The vulnerability is exploited via XSS. Note that any XSS on the website (even outside of the craftCMS installation itself, as long as it's triggering within same origin, can lead to the RCE being triggered. The CraftCMS have very little functionality in fresh installation. All the features and functionalities are developed by the developer using twig templates and plugins. For the demonstration purpose, we will use Guest Entries plugin and write own templates to build a demo site having an upload functionality.
- First, install the Guest Entries plugin.
- Now copy the following templates to your
templatesdirectory in CraftCMS installation.
After uploading these, you can point routes to these two templates and our demo site is ready.
Crafting the exploit
The exploitation starts with uploading the XSS payload that takes the following steps to upload a twig template via XSS triggered by an admin. Note that all these must be done by XSS payload script on behalf of an admin. It is not possible to exploit some functionalities as a regular user.
- Creates a volume that points to

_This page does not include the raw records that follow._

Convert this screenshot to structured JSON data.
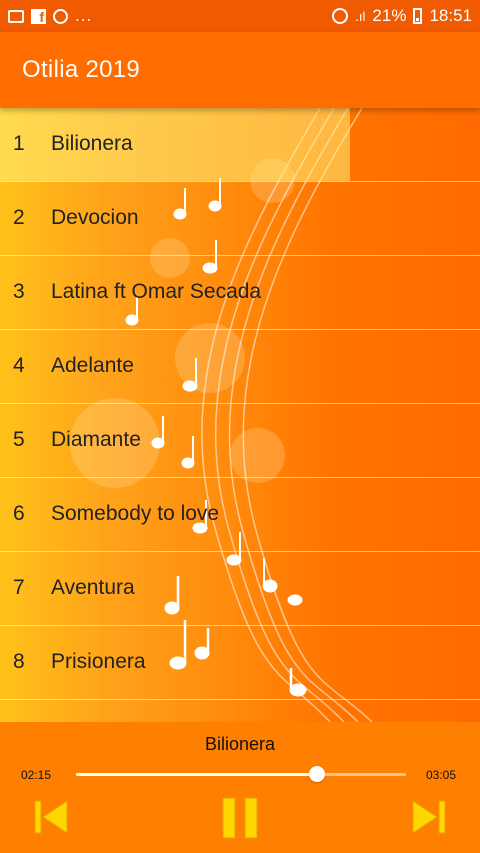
{
  "status_bar": {
    "more_indicator": "...",
    "signal": ".ıl",
    "battery": "21%",
    "time": "18:51"
  },
  "app": {
    "title": "Otilia 2019"
  },
  "songs": [
    {
      "num": "1",
      "title": "Bilionera"
    },
    {
      "num": "2",
      "title": "Devocion"
    },
    {
      "num": "3",
      "title": "Latina ft Omar Secada"
    },
    {
      "num": "4",
      "title": "Adelante"
    },
    {
      "num": "5",
      "title": "Diamante"
    },
    {
      "num": "6",
      "title": "Somebody to love"
    },
    {
      "num": "7",
      "title": "Aventura"
    },
    {
      "num": "8",
      "title": "Prisionera"
    }
  ],
  "selected_index": 0,
  "player": {
    "now_playing": "Bilionera",
    "current_time": "02:15",
    "total_time": "03:05",
    "progress": 0.73
  },
  "icons": {
    "prev": "skip-previous-icon",
    "pause": "pause-icon",
    "next": "skip-next-icon"
  },
  "colors": {
    "accent": "#ff6d00",
    "control_yellow": "#ffd600",
    "highlight": "#ffef78"
  }
}
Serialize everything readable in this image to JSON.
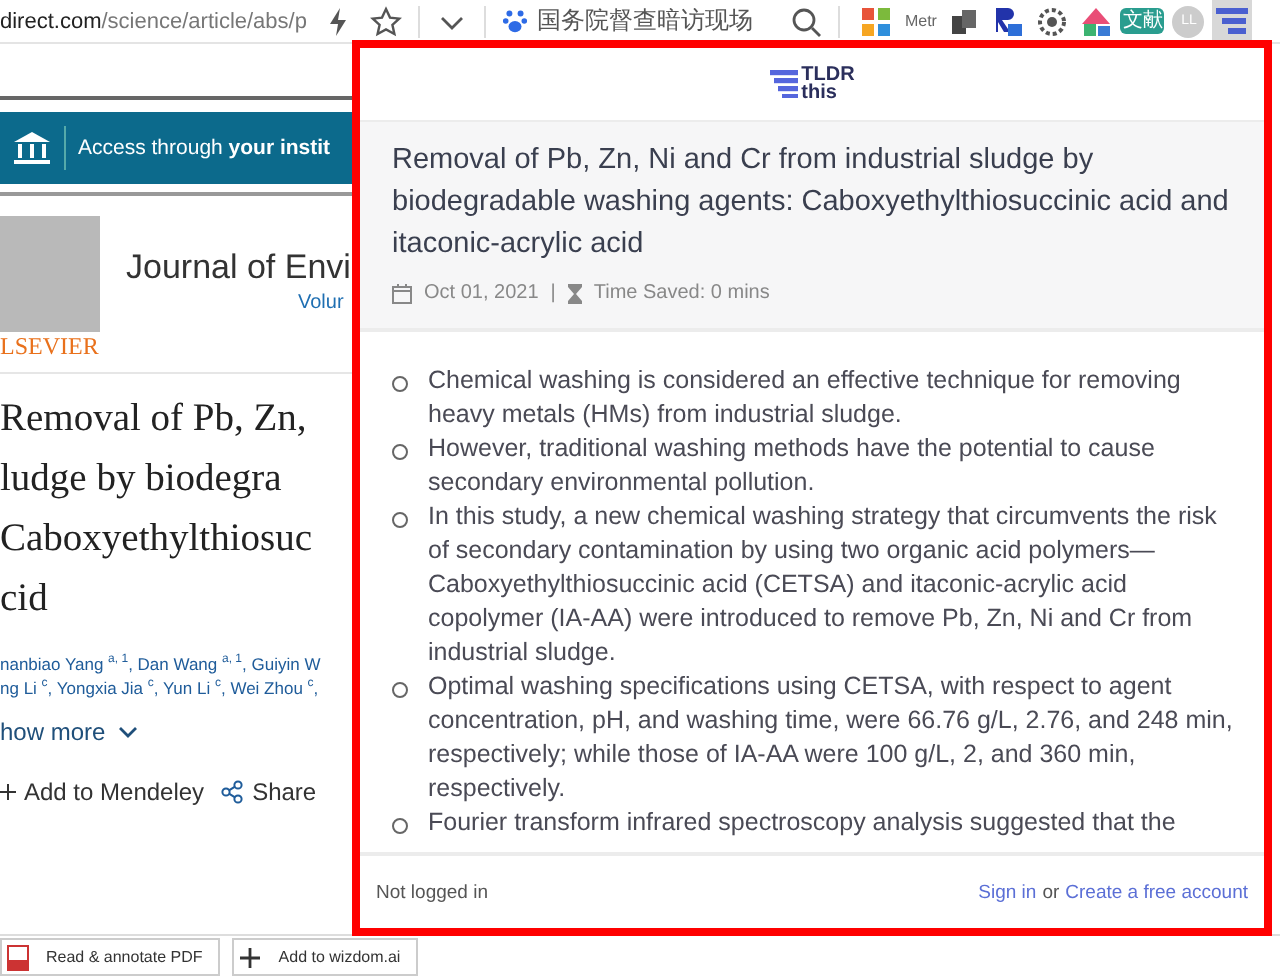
{
  "toolbar": {
    "url_host": "direct.com",
    "url_path": "/science/article/abs/p",
    "search": {
      "value": "国务院督查暗访现场"
    },
    "extensions": [
      {
        "kind": "tiles",
        "selected": false
      },
      {
        "kind": "text",
        "label": "Metr",
        "selected": false
      },
      {
        "kind": "cubes",
        "selected": false
      },
      {
        "kind": "rbox",
        "selected": false
      },
      {
        "kind": "gear",
        "selected": false
      },
      {
        "kind": "shapes",
        "selected": false
      },
      {
        "kind": "badge",
        "label": "文献",
        "selected": false
      },
      {
        "kind": "avatar",
        "label": "LL",
        "selected": false
      },
      {
        "kind": "lines",
        "selected": true
      }
    ]
  },
  "article": {
    "access": "Access through **your instit**",
    "journal": "Journal of Envi",
    "volume": "Volur",
    "publisher": "LSEVIER",
    "title_lines": [
      "Removal of Pb, Zn,",
      "ludge by biodegra",
      "Caboxyethylthiosuc",
      "cid"
    ],
    "author_lines": [
      "nanbiao Yang $^{a, 1}$, Dan Wang $^{a, 1}$, Guiyin W",
      "ng Li $^{c}$, Yongxia Jia $^{c}$, Yun Li $^{c}$, Wei Zhou $^{c}$,"
    ],
    "show_more": "how more",
    "actions": [
      "Add to Mendeley",
      "Share"
    ]
  },
  "bottom_bar": {
    "buttons": [
      "Read & annotate PDF",
      "Add to wizdom.ai"
    ]
  },
  "popup": {
    "logo": {
      "line_1": "TLDR",
      "line_2": "this"
    },
    "title": "Removal of Pb, Zn, Ni and Cr from industrial sludge by biodegradable washing agents: Caboxyethylthiosuccinic acid and itaconic-acrylic acid",
    "date": "Oct 01, 2021",
    "separator": "|",
    "time_saved": "Time Saved: 0 mins",
    "bullets": [
      "Chemical washing is considered an effective technique for removing heavy metals (HMs) from industrial sludge.",
      "However, traditional washing methods have the potential to cause secondary environmental pollution.",
      "In this study, a new chemical washing strategy that circumvents the risk of secondary contamination by using two organic acid polymers—Caboxyethylthiosuccinic acid (CETSA) and itaconic-acrylic acid copolymer (IA-AA) were introduced to remove Pb, Zn, Ni and Cr from industrial sludge.",
      "Optimal washing specifications using CETSA, with respect to agent concentration, pH, and washing time, were 66.76 g/L, 2.76, and 248 min, respectively; while those of IA-AA were 100 g/L, 2, and 360 min, respectively.",
      "Fourier transform infrared spectroscopy analysis suggested that the"
    ],
    "footer": {
      "status": "Not logged in",
      "sign_in": "Sign in",
      "or": "or",
      "create": "Create a free account"
    }
  }
}
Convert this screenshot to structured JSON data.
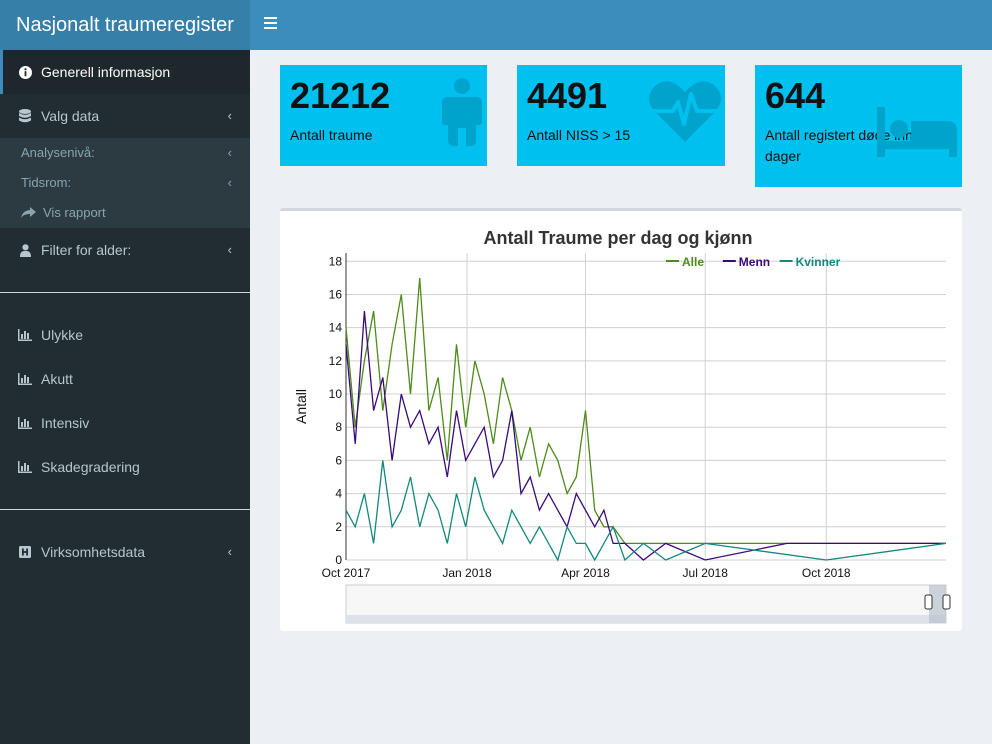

- Uploads a malicious twig template within this newly created volume.
- Creates a route to the uploaded twig template.
- Invalidates cache.
Creating a Volume
CraftCMS uses a concept of volumes as its storage unit. A volume can point to a local directory or some out of sphere storage like S3 buckets. To ensure that we can execute code, we create our own volume. We point volume to
@config is an alias that points to config directory that sits outside the publicly accessible directory. We walk the path by appending
/../templates to the alias
@config and reach the templates directory. When I was testing, I thought it would be easier to upload to
vendor directory and execute code. But sometimes,
vendor's directory does not have write permissions on and we cannot upload PHP files directly.
Uploading Malicious Twig Template to gain SSTI and Code Execution
Uploading a twig or php file is not possible due to security measures in the upload feature of CraftCMS. So we upload files with other file extensions like
SVG. There is some SVG sanitization but the code within curly braces survives the SVG/XML Sanitization. Within the malicious twig template, we can use twig templates filters to escape the sand box and gain code execution.
Creating a Route to our Payload
After uploading the twig template, we can point a route to our twig template that resides within the templates directory easily. The twig template does not cares about the file extension and happily load the content from our malicious twig template. The shell now lives at the route you created (In the following PoC, run commands via
cmd query parameter ie.
example.com/backdoor?cmd=cat%20/etc/passwd). Allowing you to run any PHP code or system commands.
As a last step, invalidating cache helps in regenerating the twig template's cache. A backdoor route is obviously very shouting and should be removed. As a post exploitation process, you can clear all the footprints and maintain access by replacing some internal files of CraftCMS or going deep inside the OS.
The following exploit is a quick script that I wrote to report the vulnerability to the developers and it was patched in the newer version of CraftCMS.
Proof of Concept: